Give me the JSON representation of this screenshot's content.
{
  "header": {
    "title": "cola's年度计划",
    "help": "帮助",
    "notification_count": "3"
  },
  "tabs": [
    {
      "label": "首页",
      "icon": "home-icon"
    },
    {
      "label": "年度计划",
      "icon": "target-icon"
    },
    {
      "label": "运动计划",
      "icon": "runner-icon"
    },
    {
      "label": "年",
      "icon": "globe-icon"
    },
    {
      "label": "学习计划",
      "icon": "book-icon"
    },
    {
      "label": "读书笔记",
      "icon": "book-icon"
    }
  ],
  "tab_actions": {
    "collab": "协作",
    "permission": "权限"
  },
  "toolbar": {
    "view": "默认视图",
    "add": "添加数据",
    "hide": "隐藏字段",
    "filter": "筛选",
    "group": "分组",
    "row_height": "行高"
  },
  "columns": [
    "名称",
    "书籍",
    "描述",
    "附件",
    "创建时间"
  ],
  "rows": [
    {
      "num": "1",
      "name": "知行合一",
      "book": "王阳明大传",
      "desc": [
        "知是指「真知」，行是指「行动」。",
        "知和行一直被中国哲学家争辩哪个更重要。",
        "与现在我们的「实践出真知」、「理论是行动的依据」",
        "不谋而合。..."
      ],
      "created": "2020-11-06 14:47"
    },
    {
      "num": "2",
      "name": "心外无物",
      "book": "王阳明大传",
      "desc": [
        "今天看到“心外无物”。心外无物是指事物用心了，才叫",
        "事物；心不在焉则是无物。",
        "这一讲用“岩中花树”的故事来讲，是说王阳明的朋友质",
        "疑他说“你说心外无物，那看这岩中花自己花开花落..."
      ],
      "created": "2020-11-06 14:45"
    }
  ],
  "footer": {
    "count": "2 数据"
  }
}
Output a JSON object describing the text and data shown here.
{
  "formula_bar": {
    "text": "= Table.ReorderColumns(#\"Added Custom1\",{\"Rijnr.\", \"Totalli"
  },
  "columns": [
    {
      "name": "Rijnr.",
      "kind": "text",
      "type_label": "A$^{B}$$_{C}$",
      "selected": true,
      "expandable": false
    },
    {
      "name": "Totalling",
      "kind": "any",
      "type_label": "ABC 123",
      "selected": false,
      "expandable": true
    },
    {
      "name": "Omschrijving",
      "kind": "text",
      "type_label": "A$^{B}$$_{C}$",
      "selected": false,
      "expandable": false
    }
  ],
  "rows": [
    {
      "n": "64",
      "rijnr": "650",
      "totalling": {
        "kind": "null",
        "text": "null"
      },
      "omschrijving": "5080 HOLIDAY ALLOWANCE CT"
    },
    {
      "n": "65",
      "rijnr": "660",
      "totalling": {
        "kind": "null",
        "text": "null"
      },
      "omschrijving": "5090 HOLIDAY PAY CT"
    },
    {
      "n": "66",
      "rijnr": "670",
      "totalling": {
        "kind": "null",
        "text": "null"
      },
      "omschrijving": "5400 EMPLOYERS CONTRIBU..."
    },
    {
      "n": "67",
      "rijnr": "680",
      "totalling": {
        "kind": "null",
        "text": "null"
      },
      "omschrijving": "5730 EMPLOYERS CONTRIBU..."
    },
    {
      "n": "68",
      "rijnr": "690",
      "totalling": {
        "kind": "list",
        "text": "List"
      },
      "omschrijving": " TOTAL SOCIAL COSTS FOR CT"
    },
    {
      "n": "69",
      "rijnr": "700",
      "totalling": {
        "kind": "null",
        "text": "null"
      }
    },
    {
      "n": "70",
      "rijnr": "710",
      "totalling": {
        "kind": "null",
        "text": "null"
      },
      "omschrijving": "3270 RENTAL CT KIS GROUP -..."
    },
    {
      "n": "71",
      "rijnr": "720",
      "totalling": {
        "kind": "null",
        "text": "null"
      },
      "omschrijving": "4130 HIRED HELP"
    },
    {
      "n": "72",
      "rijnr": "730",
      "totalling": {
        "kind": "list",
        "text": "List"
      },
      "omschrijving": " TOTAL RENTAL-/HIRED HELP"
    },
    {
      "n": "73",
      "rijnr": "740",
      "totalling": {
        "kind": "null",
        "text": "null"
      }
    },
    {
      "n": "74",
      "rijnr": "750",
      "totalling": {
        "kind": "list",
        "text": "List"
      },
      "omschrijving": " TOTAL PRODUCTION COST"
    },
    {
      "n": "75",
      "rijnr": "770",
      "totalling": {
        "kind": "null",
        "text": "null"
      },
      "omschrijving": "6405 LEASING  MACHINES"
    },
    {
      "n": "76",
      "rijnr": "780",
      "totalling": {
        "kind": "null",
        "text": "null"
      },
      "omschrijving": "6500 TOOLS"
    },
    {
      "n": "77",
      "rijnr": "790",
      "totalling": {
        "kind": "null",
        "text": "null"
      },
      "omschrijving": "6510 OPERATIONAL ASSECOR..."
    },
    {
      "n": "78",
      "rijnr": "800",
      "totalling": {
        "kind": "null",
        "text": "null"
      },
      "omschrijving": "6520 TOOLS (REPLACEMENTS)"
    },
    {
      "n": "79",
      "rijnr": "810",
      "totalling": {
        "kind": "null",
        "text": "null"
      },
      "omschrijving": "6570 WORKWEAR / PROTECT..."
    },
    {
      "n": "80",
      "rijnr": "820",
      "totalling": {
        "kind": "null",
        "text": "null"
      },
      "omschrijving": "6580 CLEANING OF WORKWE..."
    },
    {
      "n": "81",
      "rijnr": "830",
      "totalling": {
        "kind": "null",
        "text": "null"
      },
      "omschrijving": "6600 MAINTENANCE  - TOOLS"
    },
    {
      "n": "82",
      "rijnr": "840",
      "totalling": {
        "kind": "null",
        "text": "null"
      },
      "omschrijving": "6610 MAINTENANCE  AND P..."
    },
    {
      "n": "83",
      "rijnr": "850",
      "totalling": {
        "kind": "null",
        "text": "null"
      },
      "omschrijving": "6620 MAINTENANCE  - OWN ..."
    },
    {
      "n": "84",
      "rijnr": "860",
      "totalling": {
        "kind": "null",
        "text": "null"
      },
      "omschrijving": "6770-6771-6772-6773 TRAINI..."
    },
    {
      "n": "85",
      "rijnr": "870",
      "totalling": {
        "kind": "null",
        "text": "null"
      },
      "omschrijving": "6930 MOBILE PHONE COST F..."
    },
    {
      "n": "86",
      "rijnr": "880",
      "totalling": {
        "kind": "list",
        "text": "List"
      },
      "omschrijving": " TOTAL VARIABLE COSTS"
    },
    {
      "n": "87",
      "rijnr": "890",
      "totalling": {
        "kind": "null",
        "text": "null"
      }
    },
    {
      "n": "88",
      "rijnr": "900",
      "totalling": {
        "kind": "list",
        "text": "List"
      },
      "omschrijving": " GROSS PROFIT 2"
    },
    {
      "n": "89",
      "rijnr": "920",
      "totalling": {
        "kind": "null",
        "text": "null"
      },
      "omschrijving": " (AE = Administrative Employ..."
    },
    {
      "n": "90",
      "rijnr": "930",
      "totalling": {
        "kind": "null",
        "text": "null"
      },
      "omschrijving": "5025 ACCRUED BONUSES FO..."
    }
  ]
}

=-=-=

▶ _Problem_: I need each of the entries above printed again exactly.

▶ _Written solution_:
Give me the JSON representation of this screenshot's content.
{
  "header": {
    "title": "cola's年度计划",
    "help": "帮助",
    "notification_count": "3"
  },
  "tabs": [
    {
      "label": "首页",
      "icon": "home-icon"
    },
    {
      "label": "年度计划",
      "icon": "target-icon"
    },
    {
      "label": "运动计划",
      "icon": "runner-icon"
    },
    {
      "label": "年",
      "icon": "globe-icon"
    },
    {
      "label": "学习计划",
      "icon": "book-icon"
    },
    {
      "label": "读书笔记",
      "icon": "book-icon"
    }
  ],
  "tab_actions": {
    "collab": "协作",
    "permission": "权限"
  },
  "toolbar": {
    "view": "默认视图",
    "add": "添加数据",
    "hide": "隐藏字段",
    "filter": "筛选",
    "group": "分组",
    "row_height": "行高"
  },
  "columns": [
    "名称",
    "书籍",
    "描述",
    "附件",
    "创建时间"
  ],
  "rows": [
    {
      "num": "1",
      "name": "知行合一",
      "book": "王阳明大传",
      "desc": [
        "知是指「真知」，行是指「行动」。",
        "知和行一直被中国哲学家争辩哪个更重要。",
        "与现在我们的「实践出真知」、「理论是行动的依据」",
        "不谋而合。..."
      ],
      "created": "2020-11-06 14:47"
    },
    {
      "num": "2",
      "name": "心外无物",
      "book": "王阳明大传",
      "desc": [
        "今天看到“心外无物”。心外无物是指事物用心了，才叫",
        "事物；心不在焉则是无物。",
        "这一讲用“岩中花树”的故事来讲，是说王阳明的朋友质",
        "疑他说“你说心外无物，那看这岩中花自己花开花落..."
      ],
      "created": "2020-11-06 14:45"
    }
  ],
  "footer": {
    "count": "2 数据"
  }
}
Output a JSON object describing the text and data shown here.
{
  "formula_bar": {
    "text": "= Table.ReorderColumns(#\"Added Custom1\",{\"Rijnr.\", \"Totalli"
  },
  "columns": [
    {
      "name": "Rijnr.",
      "kind": "text",
      "type_label": "A$^{B}$$_{C}$",
      "selected": true,
      "expandable": false
    },
    {
      "name": "Totalling",
      "kind": "any",
      "type_label": "ABC 123",
      "selected": false,
      "expandable": true
    },
    {
      "name": "Omschrijving",
      "kind": "text",
      "type_label": "A$^{B}$$_{C}$",
      "selected": false,
      "expandable": false
    }
  ],
  "rows": [
    {
      "n": "64",
      "rijnr": "650",
      "totalling": {
        "kind": "null",
        "text": "null"
      },
      "omschrijving": "5080 HOLIDAY ALLOWANCE CT"
    },
    {
      "n": "65",
      "rijnr": "660",
      "totalling": {
        "kind": "null",
        "text": "null"
      },
      "omschrijving": "5090 HOLIDAY PAY CT"
    },
    {
      "n": "66",
      "rijnr": "670",
      "totalling": {
        "kind": "null",
        "text": "null"
      },
      "omschrijving": "5400 EMPLOYERS CONTRIBU..."
    },
    {
      "n": "67",
      "rijnr": "680",
      "totalling": {
        "kind": "null",
        "text": "null"
      },
      "omschrijving": "5730 EMPLOYERS CONTRIBU..."
    },
    {
      "n": "68",
      "rijnr": "690",
      "totalling": {
        "kind": "list",
        "text": "List"
      },
      "omschrijving": " TOTAL SOCIAL COSTS FOR CT"
    },
    {
      "n": "69",
      "rijnr": "700",
      "totalling": {
        "kind": "null",
        "text": "null"
      }
    },
    {
      "n": "70",
      "rijnr": "710",
      "totalling": {
        "kind": "null",
        "text": "null"
      },
      "omschrijving": "3270 RENTAL CT KIS GROUP -..."
    },
    {
      "n": "71",
      "rijnr": "720",
      "totalling": {
        "kind": "null",
        "text": "null"
      },
      "omschrijving": "4130 HIRED HELP"
    },
    {
      "n": "72",
      "rijnr": "730",
      "totalling": {
        "kind": "list",
        "text": "List"
      },
      "omschrijving": " TOTAL RENTAL-/HIRED HELP"
    },
    {
      "n": "73",
      "rijnr": "740",
      "totalling": {
        "kind": "null",
        "text": "null"
      }
    },
    {
      "n": "74",
      "rijnr": "750",
      "totalling": {
        "kind": "list",
        "text": "List"
      },
      "omschrijving": " TOTAL PRODUCTION COST"
    },
    {
      "n": "75",
      "rijnr": "770",
      "totalling": {
        "kind": "null",
        "text": "null"
      },
      "omschrijving": "6405 LEASING  MACHINES"
    },
    {
      "n": "76",
      "rijnr": "780",
      "totalling": {
        "kind": "null",
        "text": "null"
      },
      "omschrijving": "6500 TOOLS"
    },
    {
      "n": "77",
      "rijnr": "790",
      "totalling": {
        "kind": "null",
        "text": "null"
      },
      "omschrijving": "6510 OPERATIONAL ASSECOR..."
    },
    {
      "n": "78",
      "rijnr": "800",
      "totalling": {
        "kind": "null",
        "text": "null"
      },
      "omschrijving": "6520 TOOLS (REPLACEMENTS)"
    },
    {
      "n": "79",
      "rijnr": "810",
      "totalling": {
        "kind": "null",
        "text": "null"
      },
      "omschrijving": "6570 WORKWEAR / PROTECT..."
    },
    {
      "n": "80",
      "rijnr": "820",
      "totalling": {
        "kind": "null",
        "text": "null"
      },
      "omschrijving": "6580 CLEANING OF WORKWE..."
    },
    {
      "n": "81",
      "rijnr": "830",
      "totalling": {
        "kind": "null",
        "text": "null"
      },
      "omschrijving": "6600 MAINTENANCE  - TOOLS"
    },
    {
      "n": "82",
      "rijnr": "840",
      "totalling": {
        "kind": "null",
        "text": "null"
      },
      "omschrijving": "6610 MAINTENANCE  AND P..."
    },
    {
      "n": "83",
      "rijnr": "850",
      "totalling": {
        "kind": "null",
        "text": "null"
      },
      "omschrijving": "6620 MAINTENANCE  - OWN ..."
    },
    {
      "n": "84",
      "rijnr": "860",
      "totalling": {
        "kind": "null",
        "text": "null"
      },
      "omschrijving": "6770-6771-6772-6773 TRAINI..."
    },
    {
      "n": "85",
      "rijnr": "870",
      "totalling": {
        "kind": "null",
        "text": "null"
      },
      "omschrijving": "6930 MOBILE PHONE COST F..."
    },
    {
      "n": "86",
      "rijnr": "880",
      "totalling": {
        "kind": "list",
        "text": "List"
      },
      "omschrijving": " TOTAL VARIABLE COSTS"
    },
    {
      "n": "87",
      "rijnr": "890",
      "totalling": {
        "kind": "null",
        "text": "null"
      }
    },
    {
      "n": "88",
      "rijnr": "900",
      "totalling": {
        "kind": "list",
        "text": "List"
      },
      "omschrijving": " GROSS PROFIT 2"
    },
    {
      "n": "89",
      "rijnr": "920",
      "totalling": {
        "kind": "null",
        "text": "null"
      },
      "omschrijving": " (AE = Administrative Employ..."
    },
    {
      "n": "90",
      "rijnr": "930",
      "totalling": {
        "kind": "null",
        "text": "null"
      },
      "omschrijving": "5025 ACCRUED BONUSES FO..."
    }
  ]
}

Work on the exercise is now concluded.